Officers first received a call about the incident just after 2:30 p.m. Monday afternoon. A body was then recovered at approximately 3:45 p.m.
Indiana Conservation Officers identified the victim as Autumn McCreery, 32, of Edgewood. Investigators said she was enjoying the day with friends.
They had been drinking when she decided to go swimming. A friend went looking for her when they couldn’t find her, but it was too late.
“Well we usually frequently come up to this park go fishing and swimming and having a good time,” said Terry Hamilton, visiting Cataract Falls from Terre Haute.
Many people enjoyed the beautiful weather Monday by stopping at Cataract Falls only to be turned away. The place was closed for parts of the evening as conservation officers investigated after a woman disappeared in the water.
“I was kind of shocked because it says no swimming,” said Hamilton.
Hamilton has been to Cataract Falls many times before.
He said this tragedy reminds him of his close call with the water.
“About 20 years ago I had a close call me and my dad were out here and I slipped in there, but I managed to get myself back up again and I knew then never to go out there again so I never went out there after that.”
Others like Dristan Langley admit he has gone swimming here before despite the warning signs.
“No I don’t wear a life jacket because I never thought it was that bad,” said Langley. “But obviously it’s pretty dangerous.”
This was the second such tragedy. A similar investigation also happened more than 80 miles away at White Rock Park in Shelby County.
Investigators said scuba diver recovered the body of a man from the bottom of a limestone quarry.
“After hearing what I heard today,” said Cole Langley, visiting Cataract Falls for the first time, “I’d probably wear a life jacket if I were to get into that water.”
The Indiana Department of Natural Resources is reminding people this summer about water safety. The agency is encouraging people to double-check the signs, wear a life jacket, and to not mix alcohol with activities.
“If you are not a swimmer wear a life jacket or have one right next to you is the best thing you can do or swim in groups not by yourself,” said Travis Stewart, Department of Natural Resources.
An autopsy is scheduled for Tuesday for McCreery.
Investigators believe alcohol may have been involved.
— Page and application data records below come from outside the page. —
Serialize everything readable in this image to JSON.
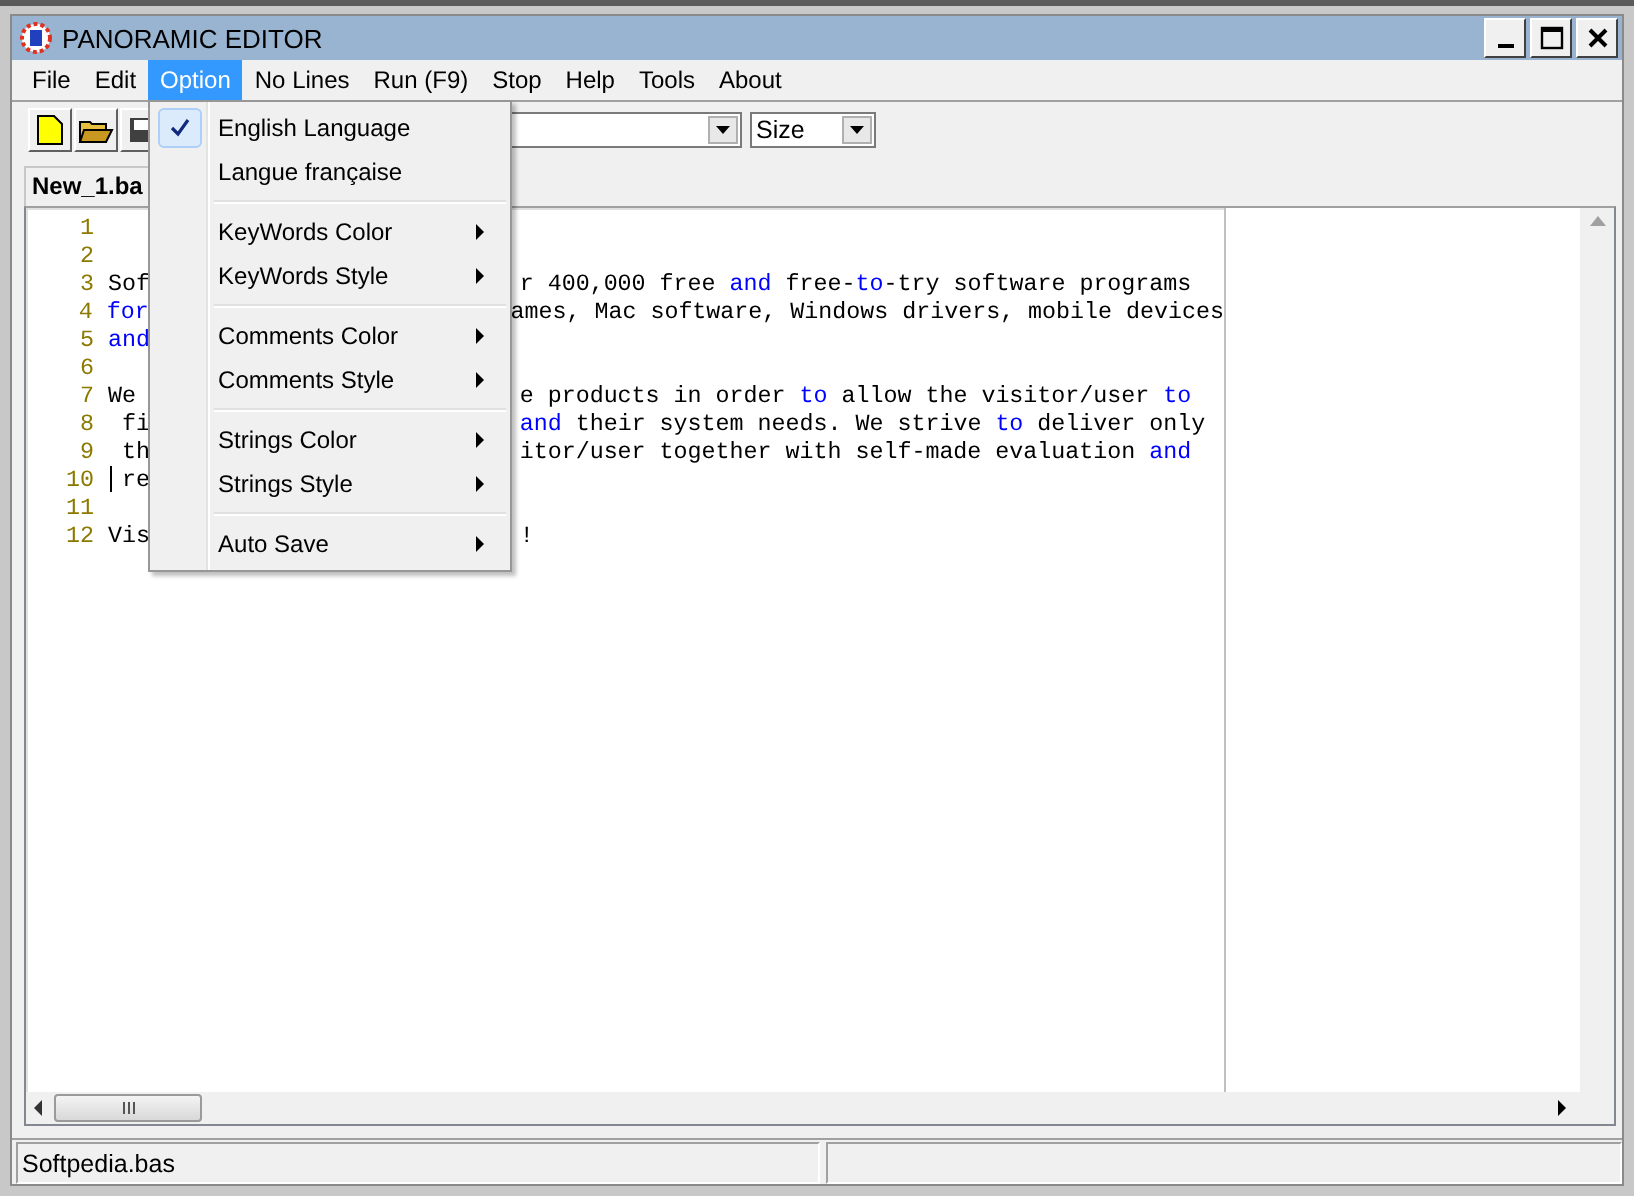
{
  "window": {
    "title": "PANORAMIC EDITOR"
  },
  "menu_bar": [
    {
      "label": "File",
      "selected": false
    },
    {
      "label": "Edit",
      "selected": false
    },
    {
      "label": "Option",
      "selected": true,
      "dropdown": [
        [
          {
            "label": "English Language",
            "checked": true,
            "submenu": false
          },
          {
            "label": "Langue française",
            "checked": false,
            "submenu": false
          }
        ],
        [
          {
            "label": "KeyWords Color",
            "checked": false,
            "submenu": true
          },
          {
            "label": "KeyWords Style",
            "checked": false,
            "submenu": true
          }
        ],
        [
          {
            "label": "Comments Color",
            "checked": false,
            "submenu": true
          },
          {
            "label": "Comments Style",
            "checked": false,
            "submenu": true
          }
        ],
        [
          {
            "label": "Strings Color",
            "checked": false,
            "submenu": true
          },
          {
            "label": "Strings Style",
            "checked": false,
            "submenu": true
          }
        ],
        [
          {
            "label": "Auto Save",
            "checked": false,
            "submenu": true
          }
        ]
      ]
    },
    {
      "label": "No Lines",
      "selected": false
    },
    {
      "label": "Run  (F9)",
      "selected": false
    },
    {
      "label": "Stop",
      "selected": false
    },
    {
      "label": "Help",
      "selected": false
    },
    {
      "label": "Tools",
      "selected": false
    },
    {
      "label": "About",
      "selected": false
    }
  ],
  "toolbar": {
    "size_combo": {
      "value": "Size"
    }
  },
  "tabs": [
    {
      "label": "New_1.ba",
      "selected": true
    }
  ],
  "editor": {
    "lines": [
      {
        "number": "1",
        "cursor": false
      },
      {
        "number": "2",
        "cursor": false
      },
      {
        "number": "3",
        "cursor": false,
        "left": [
          {
            "text": "Sof",
            "keyword": false
          }
        ],
        "right": [
          {
            "text": "r 400,000 free ",
            "keyword": false
          },
          {
            "text": "and",
            "keyword": true
          },
          {
            "text": " free-",
            "keyword": false
          },
          {
            "text": "to",
            "keyword": true
          },
          {
            "text": "-try software programs",
            "keyword": false
          }
        ]
      },
      {
        "number": "4",
        "cursor": false,
        "left": [
          {
            "text": "for",
            "keyword": true
          }
        ],
        "right": [
          {
            "text": "ames, Mac software, Windows drivers, mobile devices",
            "keyword": false
          }
        ]
      },
      {
        "number": "5",
        "cursor": false,
        "left": [
          {
            "text": "and",
            "keyword": true
          }
        ]
      },
      {
        "number": "6",
        "cursor": false
      },
      {
        "number": "7",
        "cursor": false,
        "left": [
          {
            "text": "We",
            "keyword": false
          }
        ],
        "right": [
          {
            "text": "e products in order ",
            "keyword": false
          },
          {
            "text": "to",
            "keyword": true
          },
          {
            "text": " allow the visitor/user ",
            "keyword": false
          },
          {
            "text": "to",
            "keyword": true
          }
        ]
      },
      {
        "number": "8",
        "cursor": false,
        "left": [
          {
            "text": " fi",
            "keyword": false
          }
        ],
        "right": [
          {
            "text": "and",
            "keyword": true
          },
          {
            "text": " their system needs. We strive ",
            "keyword": false
          },
          {
            "text": "to",
            "keyword": true
          },
          {
            "text": " deliver only",
            "keyword": false
          }
        ]
      },
      {
        "number": "9",
        "cursor": false,
        "left": [
          {
            "text": " th",
            "keyword": false
          }
        ],
        "right": [
          {
            "text": "itor/user together with self-made evaluation ",
            "keyword": false
          },
          {
            "text": "and",
            "keyword": true
          }
        ]
      },
      {
        "number": "10",
        "cursor": true,
        "left": [
          {
            "text": "re",
            "keyword": false
          }
        ]
      },
      {
        "number": "11",
        "cursor": false
      },
      {
        "number": "12",
        "cursor": false,
        "left": [
          {
            "text": "Vis",
            "keyword": false
          }
        ],
        "right": [
          {
            "text": "!",
            "keyword": false
          }
        ]
      }
    ]
  },
  "status_bar": [
    {
      "text": "Softpedia.bas"
    }
  ]
}
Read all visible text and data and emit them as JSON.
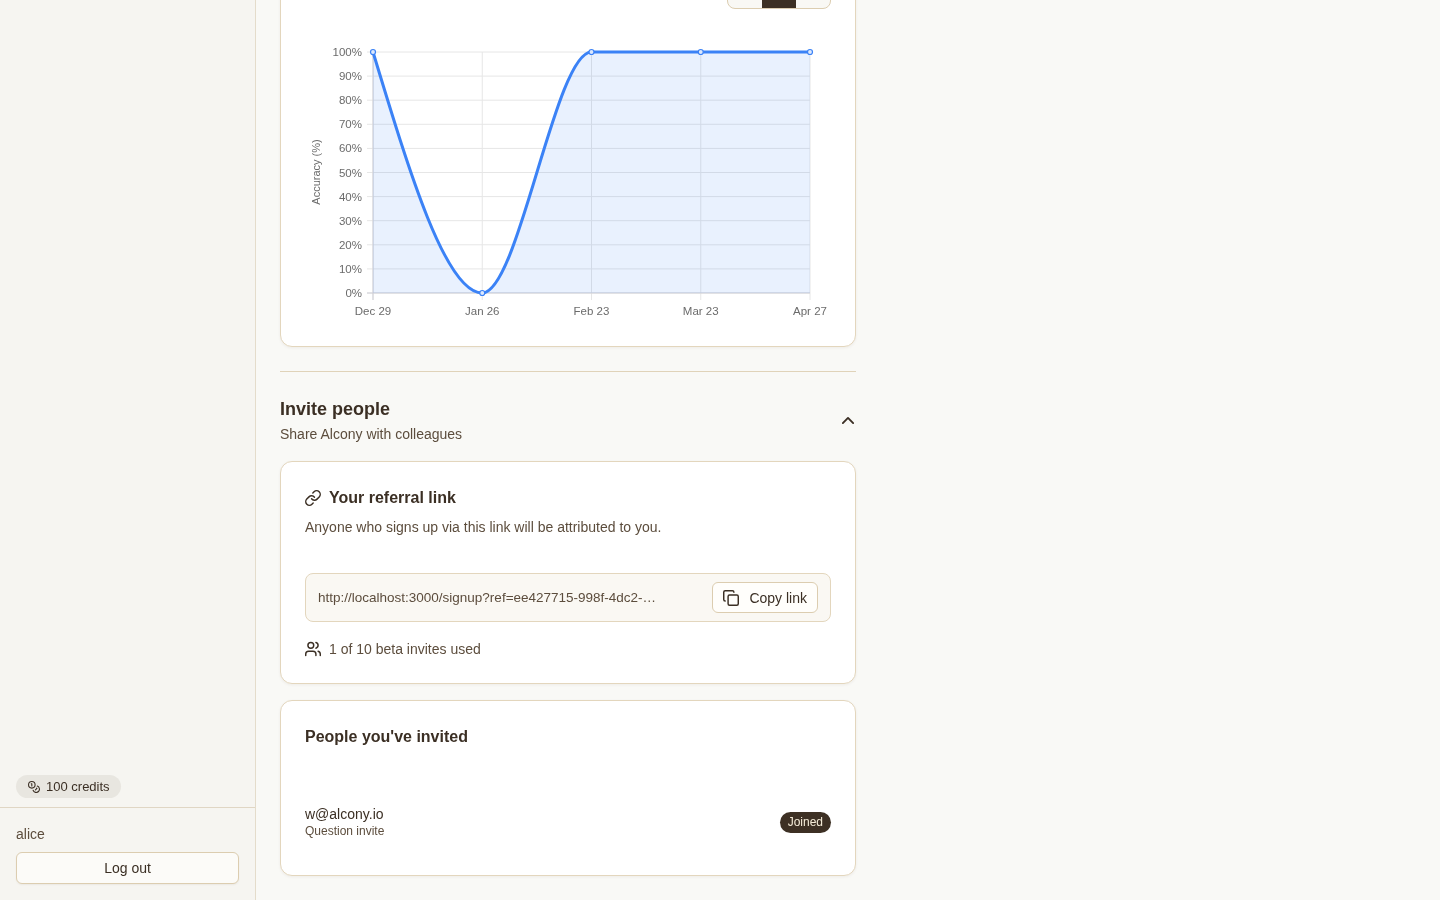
{
  "sidebar": {
    "credits": "100 credits",
    "user": "alice",
    "logout_button": "Log out"
  },
  "accuracy_card": {
    "range_tabs": [
      {
        "selected": false
      },
      {
        "selected": true
      },
      {
        "selected": false
      }
    ],
    "chart_data": {
      "type": "area",
      "ylabel": "Accuracy (%)",
      "categories": [
        "Dec 29",
        "Jan 26",
        "Feb 23",
        "Mar 23",
        "Apr 27"
      ],
      "series": [
        {
          "color": "#3b82f6",
          "values": [
            100,
            0,
            100,
            100,
            100
          ]
        }
      ],
      "ylim": [
        0,
        100
      ],
      "yticks": [
        {
          "value": 0,
          "label": "0%"
        },
        {
          "value": 10,
          "label": "10%"
        },
        {
          "value": 20,
          "label": "20%"
        },
        {
          "value": 30,
          "label": "30%"
        },
        {
          "value": 40,
          "label": "40%"
        },
        {
          "value": 50,
          "label": "50%"
        },
        {
          "value": 60,
          "label": "60%"
        },
        {
          "value": 70,
          "label": "70%"
        },
        {
          "value": 80,
          "label": "80%"
        },
        {
          "value": 90,
          "label": "90%"
        },
        {
          "value": 100,
          "label": "100%"
        }
      ],
      "grid": true
    }
  },
  "invite_section": {
    "title": "Invite people",
    "subtitle": "Share Alcony with colleagues",
    "expanded": true
  },
  "referral_card": {
    "title": "Your referral link",
    "description": "Anyone who signs up via this link will be attributed to you.",
    "link": "http://localhost:3000/signup?ref=ee427715-998f-4dc2-…",
    "copy_button": "Copy link",
    "usage": "1 of 10 beta invites used"
  },
  "invited_card": {
    "title": "People you've invited",
    "people": [
      {
        "email": "w@alcony.io",
        "source": "Question invite",
        "status": "Joined"
      }
    ]
  }
}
They won’t know for sure until they get the toxicology results, which could take several weeks.